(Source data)
^^^^^^^^
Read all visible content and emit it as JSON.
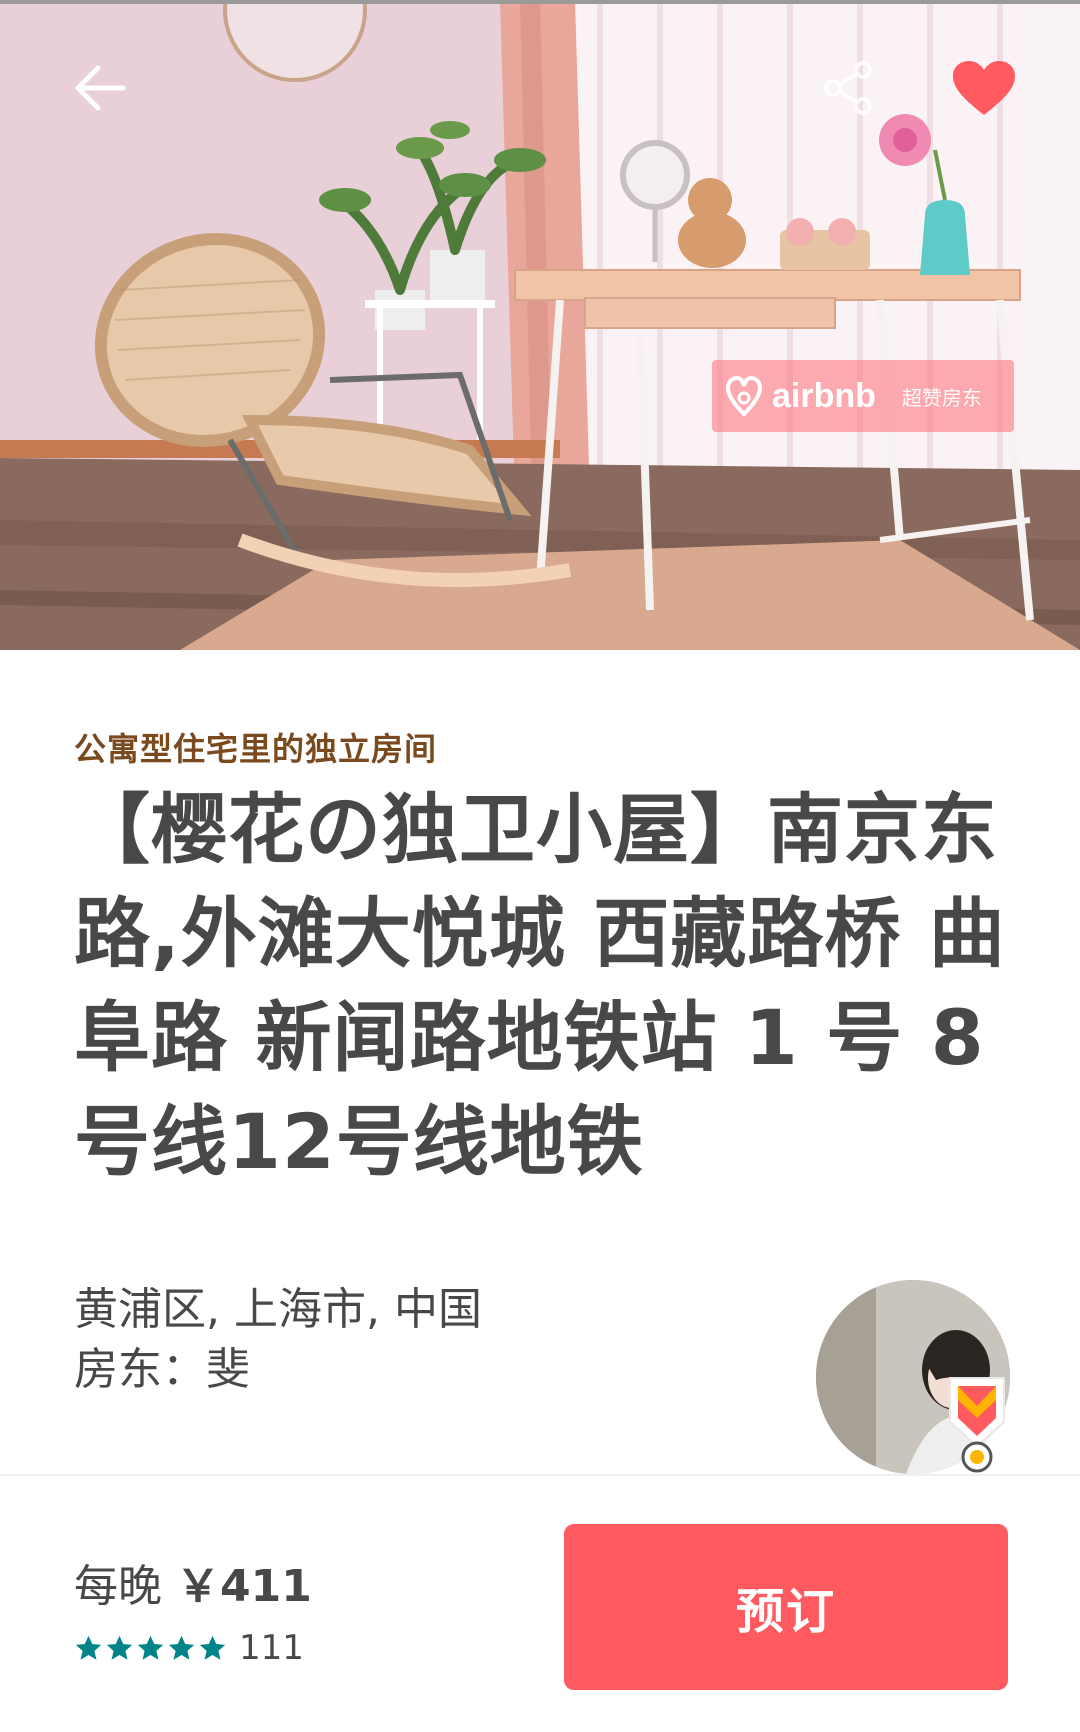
{
  "hero": {
    "watermark_brand": "airbnb",
    "watermark_sub": "超赞房东"
  },
  "listing": {
    "room_type": "公寓型住宅里的独立房间",
    "title": "【樱花の独卫小屋】南京东路,外滩大悦城 西藏路桥 曲阜路 新闻路地铁站 1 号 8号线12号线地铁",
    "location": "黄浦区, 上海市, 中国",
    "host": "房东：斐"
  },
  "booking": {
    "price_prefix": "每晚",
    "price_amount": "￥411",
    "star_rating": 5,
    "review_count": "111",
    "book_label": "预订"
  },
  "colors": {
    "brand": "#ff5a5f",
    "room_type": "#7a4a1e",
    "star": "#008489",
    "text": "#484848"
  },
  "icons": {
    "back": "arrow-left-icon",
    "share": "share-icon",
    "favorite": "heart-icon",
    "star": "star-icon",
    "superhost": "superhost-badge-icon"
  }
}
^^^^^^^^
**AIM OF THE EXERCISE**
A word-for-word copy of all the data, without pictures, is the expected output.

**RESULT**
Read all visible content and emit it as JSON.
{
  "hero": {
    "watermark_brand": "airbnb",
    "watermark_sub": "超赞房东"
  },
  "listing": {
    "room_type": "公寓型住宅里的独立房间",
    "title": "【樱花の独卫小屋】南京东路,外滩大悦城 西藏路桥 曲阜路 新闻路地铁站 1 号 8号线12号线地铁",
    "location": "黄浦区, 上海市, 中国",
    "host": "房东：斐"
  },
  "booking": {
    "price_prefix": "每晚",
    "price_amount": "￥411",
    "star_rating": 5,
    "review_count": "111",
    "book_label": "预订"
  },
  "colors": {
    "brand": "#ff5a5f",
    "room_type": "#7a4a1e",
    "star": "#008489",
    "text": "#484848"
  },
  "icons": {
    "back": "arrow-left-icon",
    "share": "share-icon",
    "favorite": "heart-icon",
    "star": "star-icon",
    "superhost": "superhost-badge-icon"
  }
}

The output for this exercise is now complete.